]. For instance, a patient with incomplete IM confined to the antral mucosa would not appear to be at lower gastric cancer risk as compared to a patient with extensive, complete IM. Similarly, a smoker patient with complete IM in the antrum or with a family history of gastric cancer likely deserves endoscopic surveillance, contrary to what recommended by the MAPS. However, further studies on this topic are needed.
Finally, the gastric biopsy sampling proposed in the MAPS includes ≥ 2 biopsies in the antrum and ≥ 2 biopsies in the gastric body. However, in the updated Sydney System, 5 biopsies were recommended, including 1 additional specimen on the incisura angularis
]. The need of this additional biopsy was based on the evidence that IM prevalence is higher in this gastric site as compared to any other part of the stomach[20
]. Indeed, IM generally initiates in the incisura angularis
, subsequently spreading in both antrum and gastric body[21
]. Despite it could be argued that IM only located in the angulus does not increase gastric cancer risk, it is also true that IM would presumably spread to both antrun and body in the majority of patients[21
]. Therefore, by simply taking 1 biopsy on the angulus it is possible to early detect IM - that is a generally irreversible, precancerous lesion[22
]. Taking 1 further biopsy on the angulus is a simple and rapid procedure, without any additional patient discomfort and cost. Indeed, as suggested in the Operative Link for Gastritis Assessment (OLGA) system, the additional biopsy specimen taken on the angulus should be pushed in the same vial of antral biopsies[23

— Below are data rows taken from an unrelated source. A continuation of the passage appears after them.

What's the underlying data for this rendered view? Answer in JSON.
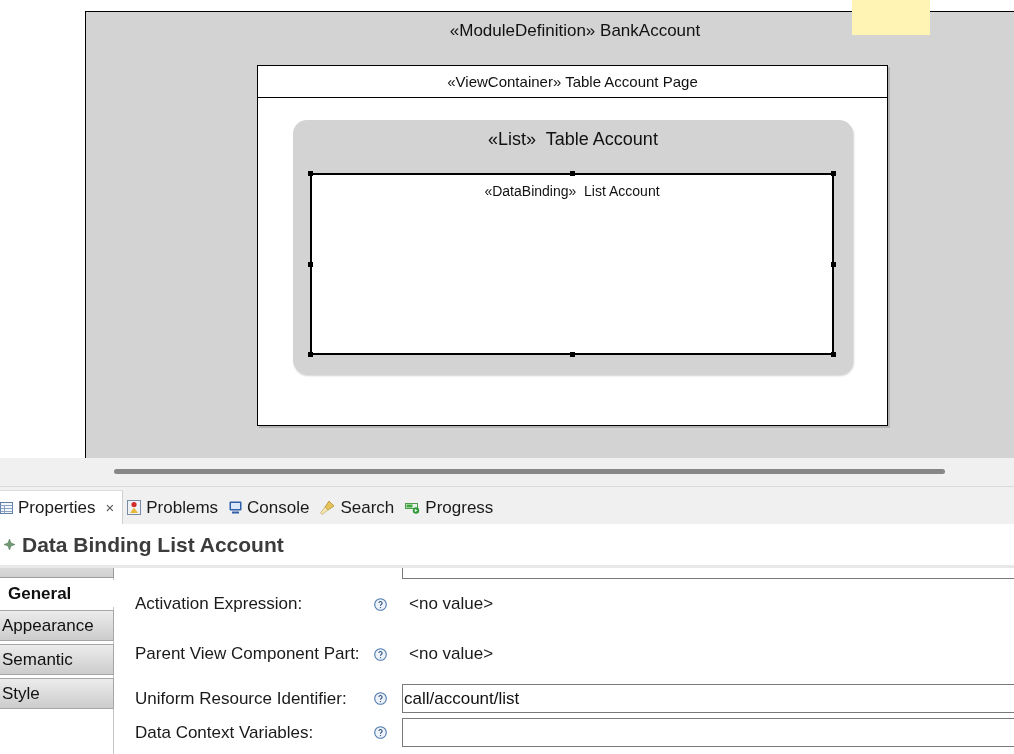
{
  "diagram": {
    "module": {
      "title": "«ModuleDefinition» BankAccount"
    },
    "view_container": {
      "title": "«ViewContainer» Table Account Page"
    },
    "list": {
      "title": "«List»  Table Account"
    },
    "data_binding": {
      "title": "«DataBinding»  List Account",
      "selected": true
    }
  },
  "view_tabs": [
    {
      "label": "Properties",
      "selected": true,
      "close": "×"
    },
    {
      "label": "Problems",
      "selected": false
    },
    {
      "label": "Console",
      "selected": false
    },
    {
      "label": "Search",
      "selected": false
    },
    {
      "label": "Progress",
      "selected": false
    }
  ],
  "properties": {
    "title": "Data Binding List Account",
    "sections": [
      {
        "label": "General",
        "selected": true
      },
      {
        "label": "Appearance",
        "selected": false
      },
      {
        "label": "Semantic",
        "selected": false
      },
      {
        "label": "Style",
        "selected": false
      }
    ],
    "fields": [
      {
        "label": "Activation Expression:",
        "kind": "text",
        "value": "<no value>"
      },
      {
        "label": "Parent View Component Part:",
        "kind": "text",
        "value": "<no value>"
      },
      {
        "label": "Uniform Resource Identifier:",
        "kind": "input",
        "value": "call/account/list"
      },
      {
        "label": "Data Context Variables:",
        "kind": "input"
      }
    ]
  }
}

]. The MAPS guideline did not include angulus biopsy among the recommendations[1
]. However, the guideline suggested that biopsies should be histologically assessed according to the OLGA/OLGIM system[23,24
], for which 5 biopsies (1 on the angulus) are required. Therefore, it would appear reasonable to include incisura angularis
in the biopsy sampling.
In conclusion, while waiting for large prospective, randomized, multicenter studies comparing different follow-up strategies, it would appear reasonable to take into account some additional risk factors for gastric cancer in the follow-up strategy for management of gastric precancerous lesions. A simple, patient-tailored surveillance may be probably more appropriate than a single schedule proposed for all patients. Despite MAPS represents a good start, a more patient-orientated road-map(s) could be also considered.